◆ Problem description:
Every line of the records below that holds the word "name" belongs in the answer.
============
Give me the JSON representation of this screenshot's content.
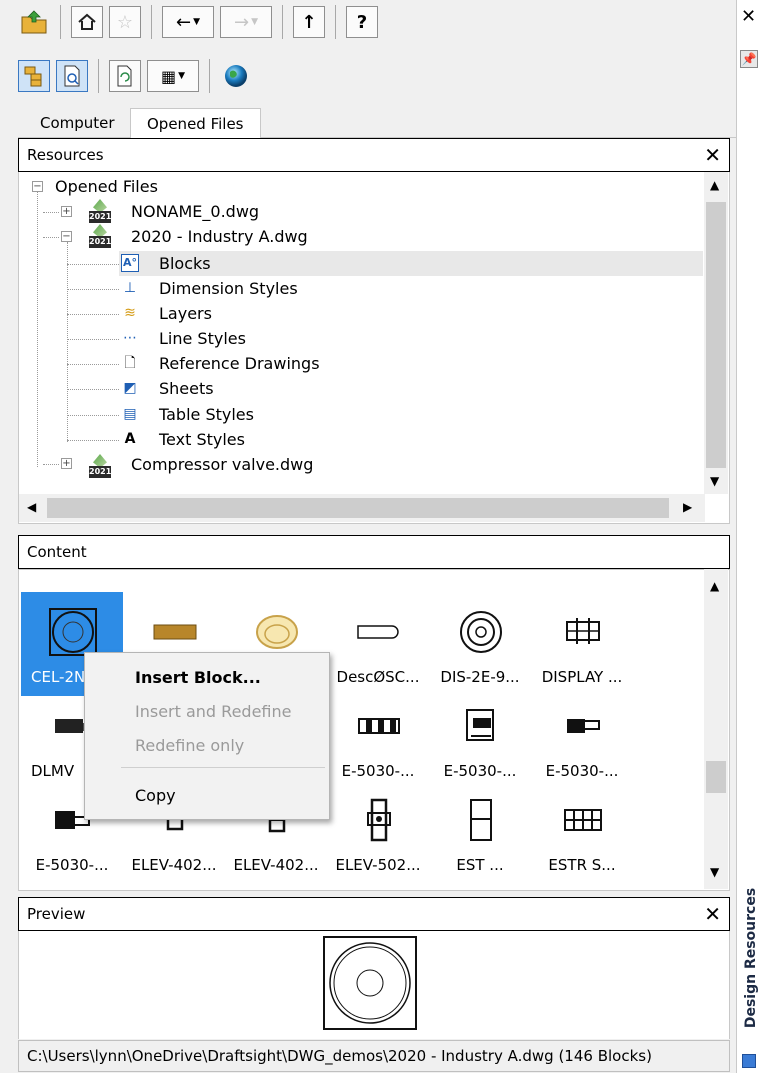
{
  "tabs": [
    {
      "label": "Computer"
    },
    {
      "label": "Opened Files"
    }
  ],
  "resources": {
    "title": "Resources",
    "tree": {
      "root": "Opened Files",
      "files": [
        {
          "name": "NONAME_0.dwg",
          "version": "2021"
        },
        {
          "name": "2020 - Industry A.dwg",
          "version": "2021"
        },
        {
          "name": "Compressor valve.dwg",
          "version": "2021"
        }
      ],
      "categories": [
        {
          "label": "Blocks",
          "icon": "blocks-icon"
        },
        {
          "label": "Dimension Styles",
          "icon": "dimension-styles-icon"
        },
        {
          "label": "Layers",
          "icon": "layers-icon"
        },
        {
          "label": "Line Styles",
          "icon": "line-styles-icon"
        },
        {
          "label": "Reference Drawings",
          "icon": "reference-drawings-icon"
        },
        {
          "label": "Sheets",
          "icon": "sheets-icon"
        },
        {
          "label": "Table Styles",
          "icon": "table-styles-icon"
        },
        {
          "label": "Text Styles",
          "icon": "text-styles-icon"
        }
      ]
    }
  },
  "content": {
    "title": "Content",
    "items": [
      {
        "label": "CEL-2N",
        "selected": true
      },
      {
        "label": ""
      },
      {
        "label": ""
      },
      {
        "label": "DescØSC..."
      },
      {
        "label": "DIS-2E-9..."
      },
      {
        "label": "DISPLAY ..."
      },
      {
        "label": "DLMV"
      },
      {
        "label": ""
      },
      {
        "label": ""
      },
      {
        "label": "E-5030-..."
      },
      {
        "label": "E-5030-..."
      },
      {
        "label": "E-5030-..."
      },
      {
        "label": "E-5030-..."
      },
      {
        "label": "ELEV-402..."
      },
      {
        "label": "ELEV-402..."
      },
      {
        "label": "ELEV-502..."
      },
      {
        "label": "EST ..."
      },
      {
        "label": "ESTR S..."
      }
    ]
  },
  "context_menu": {
    "items": [
      {
        "label": "Insert Block...",
        "state": "default"
      },
      {
        "label": "Insert and Redefine",
        "state": "disabled"
      },
      {
        "label": "Redefine only",
        "state": "disabled"
      },
      {
        "label": "Copy",
        "state": "enabled"
      }
    ]
  },
  "preview": {
    "title": "Preview"
  },
  "status_bar": {
    "text": "C:\\Users\\lynn\\OneDrive\\Draftsight\\DWG_demos\\2020 - Industry A.dwg (146 Blocks)"
  },
  "side_panel": {
    "title": "Design Resources"
  },
  "colors": {
    "selection": "#2d8ce6",
    "panel_border": "#000000",
    "tab_active_bg": "#ffffff"
  }
}
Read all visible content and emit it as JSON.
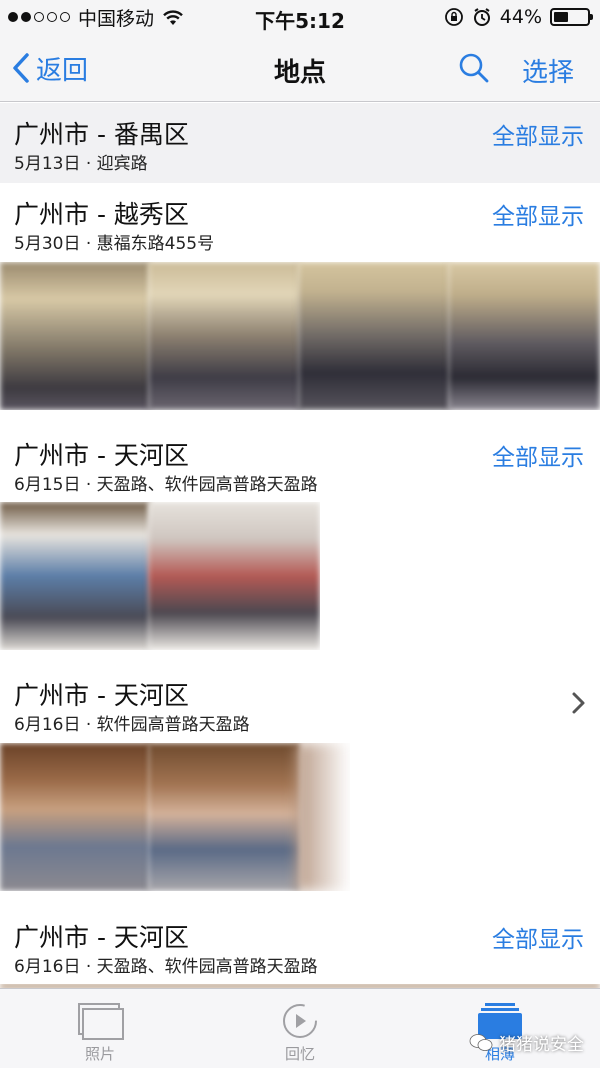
{
  "status_bar": {
    "carrier": "中国移动",
    "time": "下午5:12",
    "battery": "44%",
    "battery_level": 0.44
  },
  "nav": {
    "back_label": "返回",
    "title": "地点",
    "select_label": "选择"
  },
  "sections": [
    {
      "title": "广州市 - 番禺区",
      "subtitle": "5月13日 · 迎宾路",
      "action": "全部显示"
    },
    {
      "title": "广州市 - 越秀区",
      "subtitle": "5月30日 · 惠福东路455号",
      "action": "全部显示"
    },
    {
      "title": "广州市 - 天河区",
      "subtitle": "6月15日 · 天盈路、软件园高普路天盈路",
      "action": "全部显示"
    },
    {
      "title": "广州市 - 天河区",
      "subtitle": "6月16日 · 软件园高普路天盈路",
      "action": ""
    },
    {
      "title": "广州市 - 天河区",
      "subtitle": "6月16日 · 天盈路、软件园高普路天盈路",
      "action": "全部显示"
    }
  ],
  "tabs": [
    {
      "label": "照片",
      "icon": "photos-icon"
    },
    {
      "label": "回忆",
      "icon": "memories-icon"
    },
    {
      "label": "相薄",
      "icon": "albums-icon"
    }
  ],
  "watermark": "猪猪说安全",
  "colors": {
    "accent": "#2a7de1",
    "bar_background": "#f5f5f6",
    "pinned_header": "#f1f1f3"
  }
}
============
◆ Solution below:
          "name": "NONAME_0.dwg",
          "name": "2020 - Industry A.dwg",
          "name": "Compressor valve.dwg",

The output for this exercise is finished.